People used to sell their teeth for profit. An interesting historical episode from the dark history of Dentistry.
This print is by Thomas Rowlandson (1756-1827) and is dated 1787. It is a satirical comment upon the then current and common practice of rich gentlemen and ladies of the 18th century paying for teeth to be pulled from poor men, women and children, and transplanted in their gums for money [although the dentist took the vast majority of the payment]. The dentist in the engraving is portrayed as a quack. There are even two quacking ducks on the placard advertising his fake credentials. He is busy pulling teeth from the mouth of a poor young chimney sweep. Covered in soot and exhausted, he slumps in a chair. Meanwhile the dentist’s assistant transplants a tooth into a fashionably dressed young lady’s mouth. Two children can be seen leaving the room clutching their faces and obviously in pain from having their teeth extracted. As people lost most of their teeth by age 21 due to gum disease, teeth transplants were popular for some time in England although they rarely worked.
In addition, the transmission of syphilis in the transplanted teeth was not uncommon, and since syphilis was not treatable, this real risk made the practice less and less practical and in fact life threatening, effectively killing the selling of teeth between buyers and sellers.
Thomas Rowlandson, “Transplanting Teeth,” The Wellcome Library, http://images.wellcome.ac.uk/indexplus/result.html?_IXFIRST_=9&_IXSS_=_IXFIRST_%3d1%26_IXACTION_%3dquery%26_IXMAXHITS_%3d15%26%2524%2bwith%2bwi_sfgu%2bis%2bY%3d%252e%26with%2bimage_sort%3d%252e%26_IXSESSION_%3dcrHmB4NhlbN%26create_creator_name_name%253atext%3d%2522Thomas%2bRowlandson%2522%26%2524%2bnot%2b%2522Contemporary%2bclinical%2bimages%2522%2bindex%2bwi_collection%3d%252e%26_IXFPFX_%3dtemplates%252ft&_IXACTION_=query&_IXMAXHITS_=1&_IXSR_=npSLTgDywbK&_IXSPFX_=templates%2ft&_IXFPFX_=templates%2ft (accessed October 13, 2008). Annotated by Lynda Payne.

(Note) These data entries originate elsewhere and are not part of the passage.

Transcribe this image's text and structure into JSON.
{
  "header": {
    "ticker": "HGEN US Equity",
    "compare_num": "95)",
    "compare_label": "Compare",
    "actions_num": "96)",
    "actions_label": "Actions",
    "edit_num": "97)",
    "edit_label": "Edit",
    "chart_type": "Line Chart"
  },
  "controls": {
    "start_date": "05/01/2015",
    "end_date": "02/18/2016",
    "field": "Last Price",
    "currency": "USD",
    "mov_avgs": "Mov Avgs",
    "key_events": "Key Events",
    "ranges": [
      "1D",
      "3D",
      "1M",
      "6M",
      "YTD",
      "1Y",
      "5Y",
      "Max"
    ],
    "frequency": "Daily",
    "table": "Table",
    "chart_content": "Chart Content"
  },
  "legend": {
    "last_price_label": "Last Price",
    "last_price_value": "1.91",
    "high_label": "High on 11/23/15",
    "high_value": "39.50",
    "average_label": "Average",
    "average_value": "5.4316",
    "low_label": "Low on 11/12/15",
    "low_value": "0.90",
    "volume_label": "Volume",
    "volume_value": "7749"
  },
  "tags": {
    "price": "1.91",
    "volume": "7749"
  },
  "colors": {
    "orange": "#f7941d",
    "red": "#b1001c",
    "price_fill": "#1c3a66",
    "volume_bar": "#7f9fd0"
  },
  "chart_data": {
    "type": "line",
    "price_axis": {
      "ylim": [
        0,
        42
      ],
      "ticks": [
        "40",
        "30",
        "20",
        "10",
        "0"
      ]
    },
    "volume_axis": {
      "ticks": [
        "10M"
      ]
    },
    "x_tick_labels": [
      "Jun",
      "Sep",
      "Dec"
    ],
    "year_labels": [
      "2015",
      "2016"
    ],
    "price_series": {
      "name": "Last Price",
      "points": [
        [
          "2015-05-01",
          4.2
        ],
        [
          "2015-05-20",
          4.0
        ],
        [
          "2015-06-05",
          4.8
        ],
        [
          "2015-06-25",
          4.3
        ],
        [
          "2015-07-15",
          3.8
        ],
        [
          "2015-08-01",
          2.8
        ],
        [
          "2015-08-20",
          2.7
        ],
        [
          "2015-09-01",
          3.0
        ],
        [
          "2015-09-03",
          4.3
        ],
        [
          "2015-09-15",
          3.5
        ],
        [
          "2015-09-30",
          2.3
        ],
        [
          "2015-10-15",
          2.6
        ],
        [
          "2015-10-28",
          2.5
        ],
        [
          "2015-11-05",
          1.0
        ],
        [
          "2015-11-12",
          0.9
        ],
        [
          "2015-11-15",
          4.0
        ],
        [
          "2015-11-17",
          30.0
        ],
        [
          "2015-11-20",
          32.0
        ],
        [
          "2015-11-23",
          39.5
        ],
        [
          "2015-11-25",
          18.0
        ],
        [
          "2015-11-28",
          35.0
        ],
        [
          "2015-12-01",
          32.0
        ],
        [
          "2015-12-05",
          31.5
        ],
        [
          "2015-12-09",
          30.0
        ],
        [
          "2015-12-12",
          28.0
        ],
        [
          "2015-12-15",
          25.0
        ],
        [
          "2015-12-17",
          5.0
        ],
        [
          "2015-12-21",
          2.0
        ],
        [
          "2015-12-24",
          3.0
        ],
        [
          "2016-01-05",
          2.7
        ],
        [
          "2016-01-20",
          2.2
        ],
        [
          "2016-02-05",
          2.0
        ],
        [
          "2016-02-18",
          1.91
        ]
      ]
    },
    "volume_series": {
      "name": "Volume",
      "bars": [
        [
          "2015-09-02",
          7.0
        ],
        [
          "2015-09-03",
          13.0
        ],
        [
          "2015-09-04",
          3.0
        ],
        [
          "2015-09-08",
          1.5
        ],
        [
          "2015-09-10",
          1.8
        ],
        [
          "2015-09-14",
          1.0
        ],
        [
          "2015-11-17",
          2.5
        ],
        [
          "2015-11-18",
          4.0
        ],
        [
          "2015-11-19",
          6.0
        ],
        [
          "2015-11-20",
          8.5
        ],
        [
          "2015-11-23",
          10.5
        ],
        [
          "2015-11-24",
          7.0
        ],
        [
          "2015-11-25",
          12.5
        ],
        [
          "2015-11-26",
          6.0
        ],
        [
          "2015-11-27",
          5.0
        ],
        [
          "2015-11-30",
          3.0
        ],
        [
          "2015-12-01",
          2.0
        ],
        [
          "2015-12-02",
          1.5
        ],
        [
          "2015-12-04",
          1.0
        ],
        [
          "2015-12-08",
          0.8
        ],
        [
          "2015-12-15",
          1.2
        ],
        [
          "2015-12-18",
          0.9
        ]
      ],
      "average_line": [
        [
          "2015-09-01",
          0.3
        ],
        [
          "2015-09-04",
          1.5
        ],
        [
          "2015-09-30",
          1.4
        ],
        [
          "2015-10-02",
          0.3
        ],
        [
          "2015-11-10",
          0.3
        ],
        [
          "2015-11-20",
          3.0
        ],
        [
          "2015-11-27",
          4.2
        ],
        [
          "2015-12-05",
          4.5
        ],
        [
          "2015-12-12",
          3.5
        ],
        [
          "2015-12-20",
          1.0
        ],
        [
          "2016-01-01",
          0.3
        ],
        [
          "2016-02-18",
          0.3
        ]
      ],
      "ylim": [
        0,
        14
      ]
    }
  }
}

How to Cite This Source
Thomas Rowlandson, “Transplanting Teeth (c.1790) [Engraving],” in Children and Youth in History, Item #164, http://chnm.gmu.edu/cyh/primary-sources/164 (accessed May 21, 2017). Annotated by Lynda Payne